Emulsifiers, dispersants, and other similar constituents may allow the water to either be caught by the water separating filter (tough to do when it’s thoroughly emulsified) and drained off, or sent on to the fuel injection system and combustion chamber. Water is a poor lubricant and it doesn’t burn so the latter option is not ideal for the injection system. Additive manufacturers point out that this is desirable when compared to water remaining in the tank, where it often leads to much more serious biological fouling and corrosion.
If a vessel’s fuel tank is equipped with a drain, stripper tube, or polishing system, then one may opt for the second type of additive that deals with water, which are called “demulsifiers.” These encourage water’s separation from fuel, so it can later be drained or pumped from a tank or filter. In considering this option, it’s critical that the stripper/drain or polishing system be installed in such a way as to ensure it will draw fuel/water from the absolute lowest portion of the tank, ideally from a well where water will accumulate. If not, water may still pool, leading to biological growth and corrosion for metallic tanks. Depending upon the location of the tank’s primary fuel pick-up tube, in relation to the bottom of the tank (is it at the lowest location?), high quality conventional water separating fuel filters may be able to remove water that accumulates in tank bottoms, provided the vessel is used regularly.
One of the dangers in using additives to treat water is not knowing how much water, if any, is in the tank. Without knowing this it’s difficult to know how much additive is needed and when it should be used. If a vessel’s deck fill is horizontal and directly over the tank, you can use a product called Water Finder. This paste-like material is smeared on the end of a dowel and dipped to the tank bottom. If water is present at that location in the tank, the paste will turn into a different color. (The color depends on the manufacturer. My preference, manufactured by Universal Water Finder changes the color from green to red.) The depth of the color change, i.e. how high up the dowel the paste turns red, indicates the depth of the accumulated water. This information gives some indication of the presence of water and the need to treat or remove it, preferably the latter.

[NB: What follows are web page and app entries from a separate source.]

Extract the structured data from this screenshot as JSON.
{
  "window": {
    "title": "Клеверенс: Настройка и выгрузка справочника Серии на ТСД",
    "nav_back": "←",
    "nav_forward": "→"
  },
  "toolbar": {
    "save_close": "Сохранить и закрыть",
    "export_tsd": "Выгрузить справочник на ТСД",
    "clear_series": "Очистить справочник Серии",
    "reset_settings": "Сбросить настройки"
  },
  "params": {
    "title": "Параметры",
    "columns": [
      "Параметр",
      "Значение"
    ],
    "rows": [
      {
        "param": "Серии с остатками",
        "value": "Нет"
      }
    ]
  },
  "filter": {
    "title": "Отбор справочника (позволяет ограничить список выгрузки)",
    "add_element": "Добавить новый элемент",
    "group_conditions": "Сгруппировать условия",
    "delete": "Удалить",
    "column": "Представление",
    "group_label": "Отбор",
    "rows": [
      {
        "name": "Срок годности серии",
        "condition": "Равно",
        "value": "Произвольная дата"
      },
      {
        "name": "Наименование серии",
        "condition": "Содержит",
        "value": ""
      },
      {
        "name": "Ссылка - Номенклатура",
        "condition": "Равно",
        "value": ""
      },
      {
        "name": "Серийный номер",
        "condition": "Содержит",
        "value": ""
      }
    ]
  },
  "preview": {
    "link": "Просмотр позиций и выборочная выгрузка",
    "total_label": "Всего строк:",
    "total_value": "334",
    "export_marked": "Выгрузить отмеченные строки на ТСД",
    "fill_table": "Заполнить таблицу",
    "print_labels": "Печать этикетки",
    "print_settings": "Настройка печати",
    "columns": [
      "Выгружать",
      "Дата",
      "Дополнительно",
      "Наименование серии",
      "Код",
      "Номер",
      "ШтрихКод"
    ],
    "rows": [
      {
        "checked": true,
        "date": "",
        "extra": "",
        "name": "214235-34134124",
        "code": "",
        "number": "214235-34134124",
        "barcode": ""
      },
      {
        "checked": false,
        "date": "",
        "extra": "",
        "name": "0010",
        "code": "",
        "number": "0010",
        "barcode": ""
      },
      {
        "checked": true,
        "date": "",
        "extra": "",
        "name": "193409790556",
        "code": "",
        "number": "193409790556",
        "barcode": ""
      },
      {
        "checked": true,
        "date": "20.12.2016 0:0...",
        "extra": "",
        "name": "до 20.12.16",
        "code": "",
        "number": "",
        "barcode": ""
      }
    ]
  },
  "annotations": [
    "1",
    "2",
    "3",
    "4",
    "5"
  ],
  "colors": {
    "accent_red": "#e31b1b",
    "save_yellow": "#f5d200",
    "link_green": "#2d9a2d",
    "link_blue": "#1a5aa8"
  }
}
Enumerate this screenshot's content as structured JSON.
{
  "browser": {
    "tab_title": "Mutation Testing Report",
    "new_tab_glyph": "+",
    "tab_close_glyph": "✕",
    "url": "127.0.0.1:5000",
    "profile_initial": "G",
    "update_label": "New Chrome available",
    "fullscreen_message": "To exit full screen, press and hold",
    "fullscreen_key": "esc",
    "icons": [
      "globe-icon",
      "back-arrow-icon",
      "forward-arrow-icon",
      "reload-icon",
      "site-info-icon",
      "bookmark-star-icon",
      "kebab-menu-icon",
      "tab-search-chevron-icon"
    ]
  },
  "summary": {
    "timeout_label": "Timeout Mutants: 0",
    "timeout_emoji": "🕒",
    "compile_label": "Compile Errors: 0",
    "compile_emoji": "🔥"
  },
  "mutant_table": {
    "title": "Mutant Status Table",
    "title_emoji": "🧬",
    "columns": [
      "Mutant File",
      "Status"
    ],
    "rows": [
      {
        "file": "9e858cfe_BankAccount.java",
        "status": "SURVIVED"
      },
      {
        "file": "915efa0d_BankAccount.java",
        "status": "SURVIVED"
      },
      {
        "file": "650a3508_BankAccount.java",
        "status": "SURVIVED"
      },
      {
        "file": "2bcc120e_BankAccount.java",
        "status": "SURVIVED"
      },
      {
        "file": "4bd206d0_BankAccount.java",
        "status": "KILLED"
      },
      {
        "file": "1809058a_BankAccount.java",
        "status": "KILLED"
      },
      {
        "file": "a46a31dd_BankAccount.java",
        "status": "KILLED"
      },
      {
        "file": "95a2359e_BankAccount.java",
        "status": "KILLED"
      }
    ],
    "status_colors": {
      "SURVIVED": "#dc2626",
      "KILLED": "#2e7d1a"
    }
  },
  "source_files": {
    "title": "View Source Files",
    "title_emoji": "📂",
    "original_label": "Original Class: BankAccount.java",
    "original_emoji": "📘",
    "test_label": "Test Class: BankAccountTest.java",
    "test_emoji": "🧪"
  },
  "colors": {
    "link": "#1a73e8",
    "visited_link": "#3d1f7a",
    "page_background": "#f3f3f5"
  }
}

In Part 2, I’ll look at additives that enhance running characteristics as well as those affecting lubricity and performance.
About the Author: For many years a full-service yard manager, Steve now works with boat builders and owners and others in the industry as Steve D’Antonio Marine Consulting. He is an ABYC-certified Master Technician, and sits on that organization’s Engine and Transmission and Hull and Piping Project Technical Committees. He’s also the technical editor of Professional BoatBuilder.